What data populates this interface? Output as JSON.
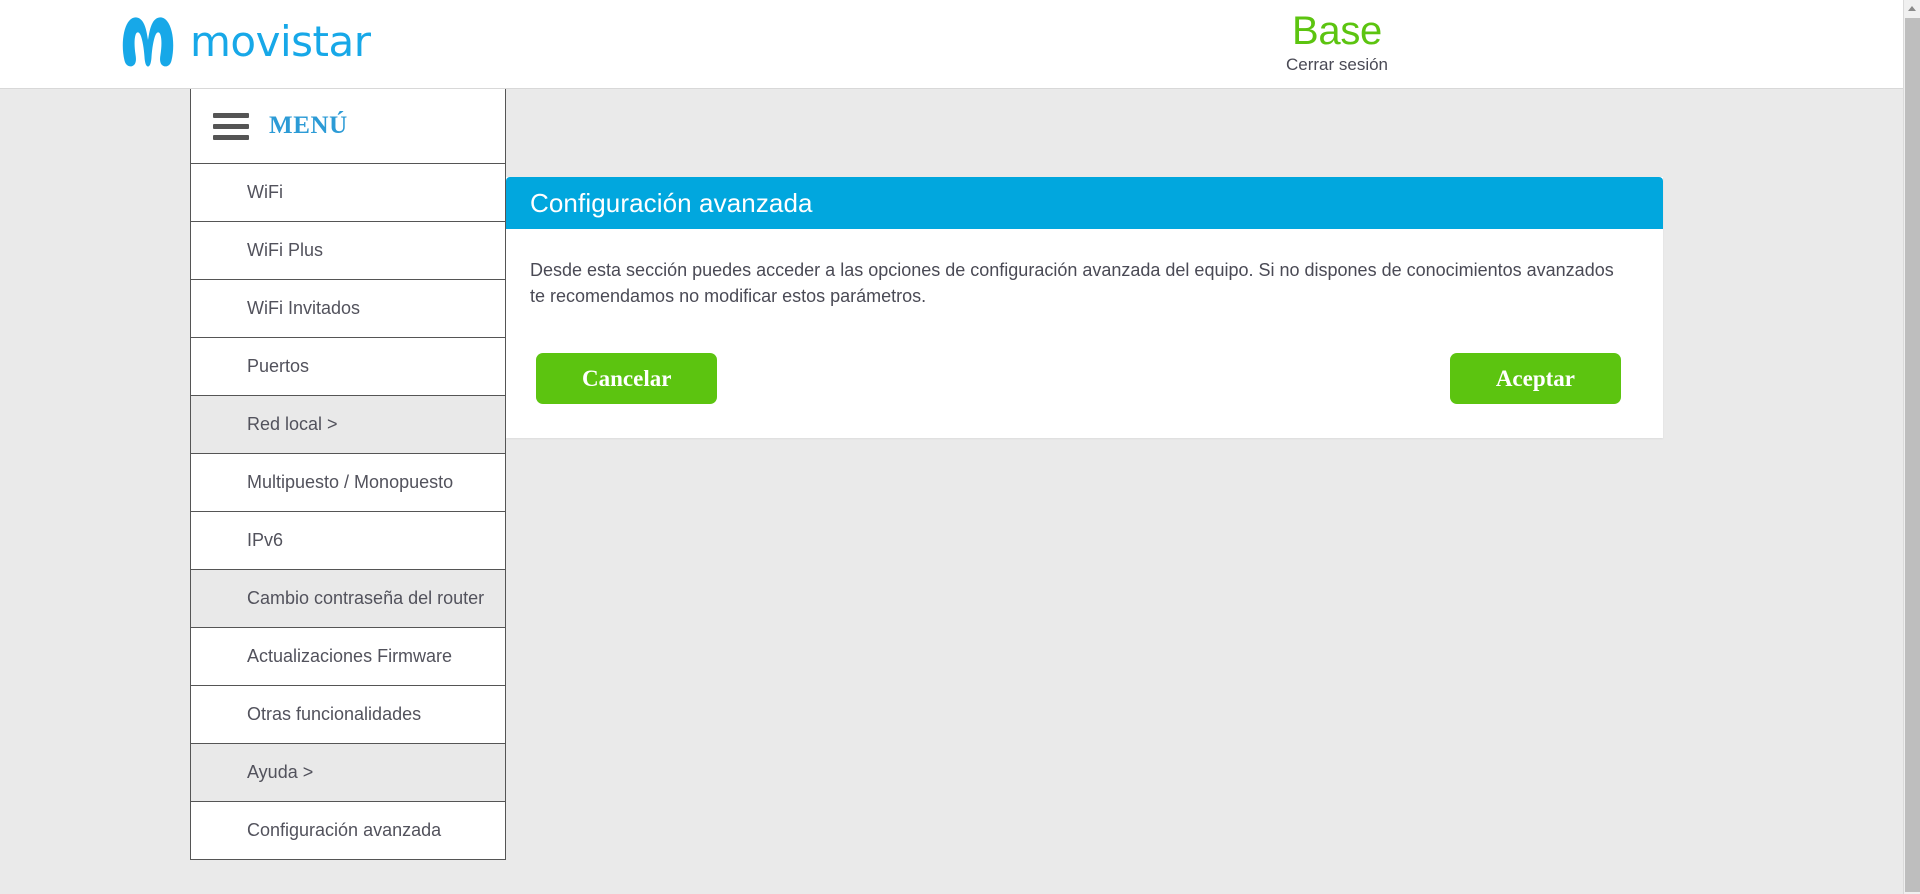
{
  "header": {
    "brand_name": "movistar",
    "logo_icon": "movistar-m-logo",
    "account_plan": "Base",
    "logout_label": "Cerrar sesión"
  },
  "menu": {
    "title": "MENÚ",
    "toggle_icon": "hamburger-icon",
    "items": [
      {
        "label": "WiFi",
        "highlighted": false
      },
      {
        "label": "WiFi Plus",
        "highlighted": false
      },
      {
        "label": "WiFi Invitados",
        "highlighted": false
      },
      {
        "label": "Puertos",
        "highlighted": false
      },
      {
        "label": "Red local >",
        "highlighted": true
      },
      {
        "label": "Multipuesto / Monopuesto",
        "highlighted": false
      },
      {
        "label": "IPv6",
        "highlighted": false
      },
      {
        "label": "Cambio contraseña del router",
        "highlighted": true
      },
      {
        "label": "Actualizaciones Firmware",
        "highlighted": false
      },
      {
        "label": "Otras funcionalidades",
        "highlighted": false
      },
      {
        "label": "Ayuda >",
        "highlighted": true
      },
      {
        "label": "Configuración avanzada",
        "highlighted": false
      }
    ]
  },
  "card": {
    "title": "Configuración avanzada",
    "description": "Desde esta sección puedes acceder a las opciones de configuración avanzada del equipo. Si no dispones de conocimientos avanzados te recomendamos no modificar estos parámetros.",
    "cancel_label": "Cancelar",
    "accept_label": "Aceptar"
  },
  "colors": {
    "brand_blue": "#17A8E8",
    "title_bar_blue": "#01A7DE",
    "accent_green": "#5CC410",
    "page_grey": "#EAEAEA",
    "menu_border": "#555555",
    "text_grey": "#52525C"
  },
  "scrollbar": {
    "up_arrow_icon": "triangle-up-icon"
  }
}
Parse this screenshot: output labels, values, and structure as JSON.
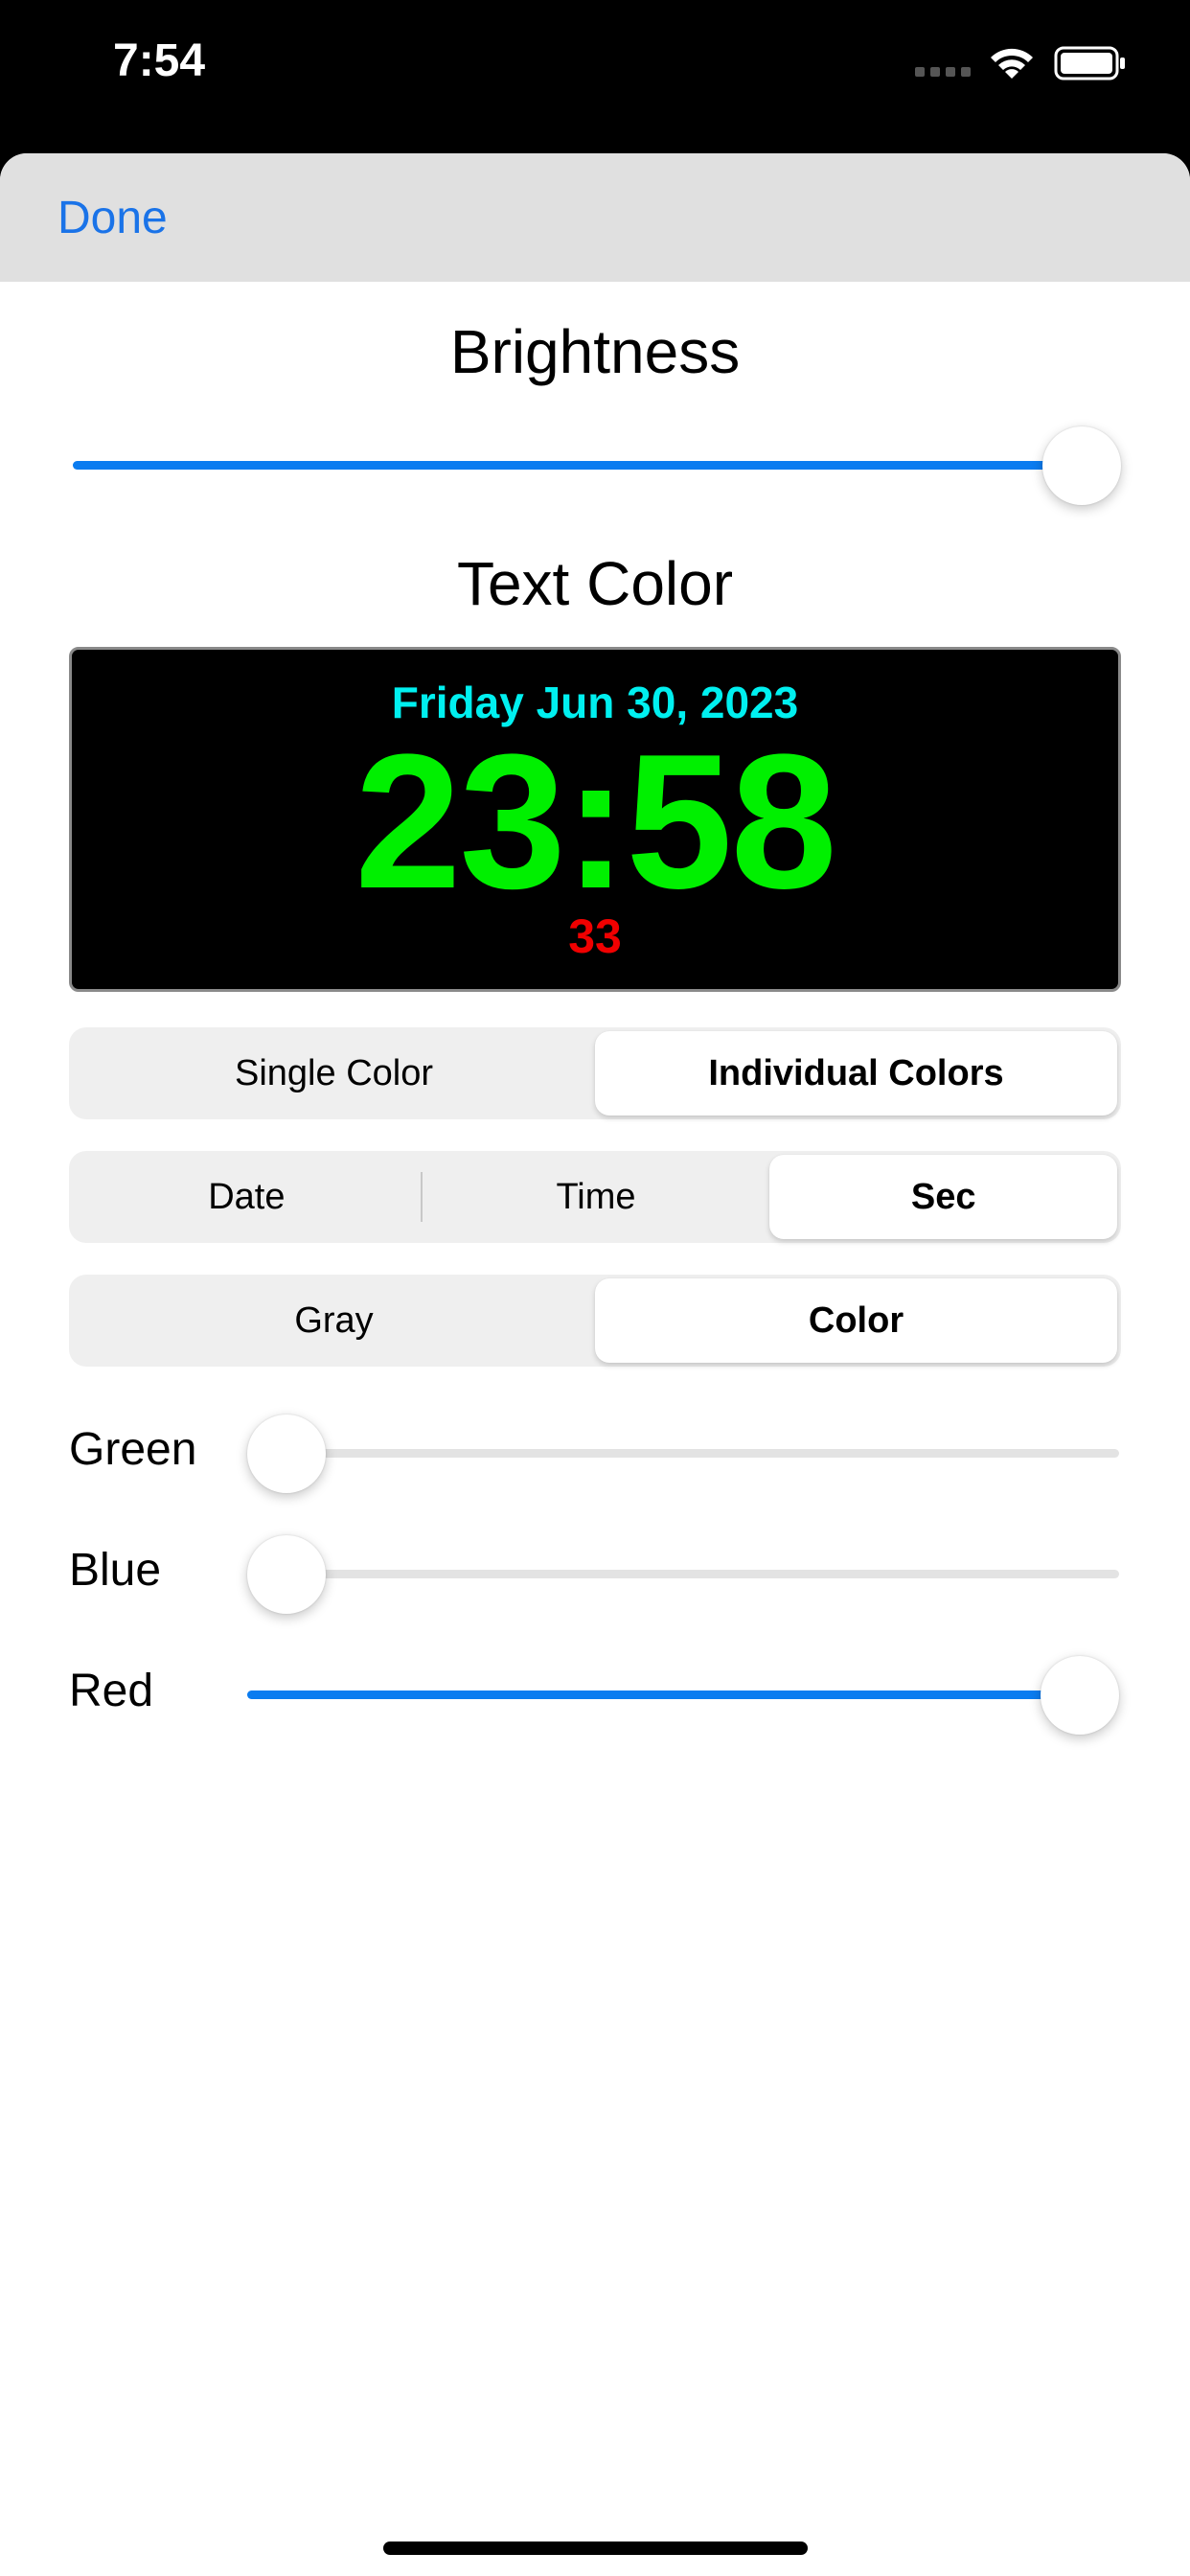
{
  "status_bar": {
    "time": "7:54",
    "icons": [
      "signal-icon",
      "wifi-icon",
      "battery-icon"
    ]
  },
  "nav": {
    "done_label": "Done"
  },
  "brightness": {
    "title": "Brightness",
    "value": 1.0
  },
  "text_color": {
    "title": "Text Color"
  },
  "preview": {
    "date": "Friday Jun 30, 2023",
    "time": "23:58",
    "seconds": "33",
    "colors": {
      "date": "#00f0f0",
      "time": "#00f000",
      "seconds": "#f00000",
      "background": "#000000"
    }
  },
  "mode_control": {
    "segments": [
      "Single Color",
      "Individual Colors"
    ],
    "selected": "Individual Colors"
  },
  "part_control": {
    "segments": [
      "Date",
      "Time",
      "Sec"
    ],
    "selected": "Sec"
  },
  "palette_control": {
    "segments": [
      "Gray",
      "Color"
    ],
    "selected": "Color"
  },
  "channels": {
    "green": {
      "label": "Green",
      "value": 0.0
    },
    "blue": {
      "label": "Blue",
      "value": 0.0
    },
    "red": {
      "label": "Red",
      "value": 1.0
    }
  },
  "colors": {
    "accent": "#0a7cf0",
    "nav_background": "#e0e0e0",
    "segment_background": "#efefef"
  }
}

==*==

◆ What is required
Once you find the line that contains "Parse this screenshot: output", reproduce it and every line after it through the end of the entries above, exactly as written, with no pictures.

◆ Response box
Parse this screenshot: output labels, values, and structure as JSON.
{
  "status_bar": {
    "time": "7:54",
    "icons": [
      "signal-icon",
      "wifi-icon",
      "battery-icon"
    ]
  },
  "nav": {
    "done_label": "Done"
  },
  "brightness": {
    "title": "Brightness",
    "value": 1.0
  },
  "text_color": {
    "title": "Text Color"
  },
  "preview": {
    "date": "Friday Jun 30, 2023",
    "time": "23:58",
    "seconds": "33",
    "colors": {
      "date": "#00f0f0",
      "time": "#00f000",
      "seconds": "#f00000",
      "background": "#000000"
    }
  },
  "mode_control": {
    "segments": [
      "Single Color",
      "Individual Colors"
    ],
    "selected": "Individual Colors"
  },
  "part_control": {
    "segments": [
      "Date",
      "Time",
      "Sec"
    ],
    "selected": "Sec"
  },
  "palette_control": {
    "segments": [
      "Gray",
      "Color"
    ],
    "selected": "Color"
  },
  "channels": {
    "green": {
      "label": "Green",
      "value": 0.0
    },
    "blue": {
      "label": "Blue",
      "value": 0.0
    },
    "red": {
      "label": "Red",
      "value": 1.0
    }
  },
  "colors": {
    "accent": "#0a7cf0",
    "nav_background": "#e0e0e0",
    "segment_background": "#efefef"
  }
}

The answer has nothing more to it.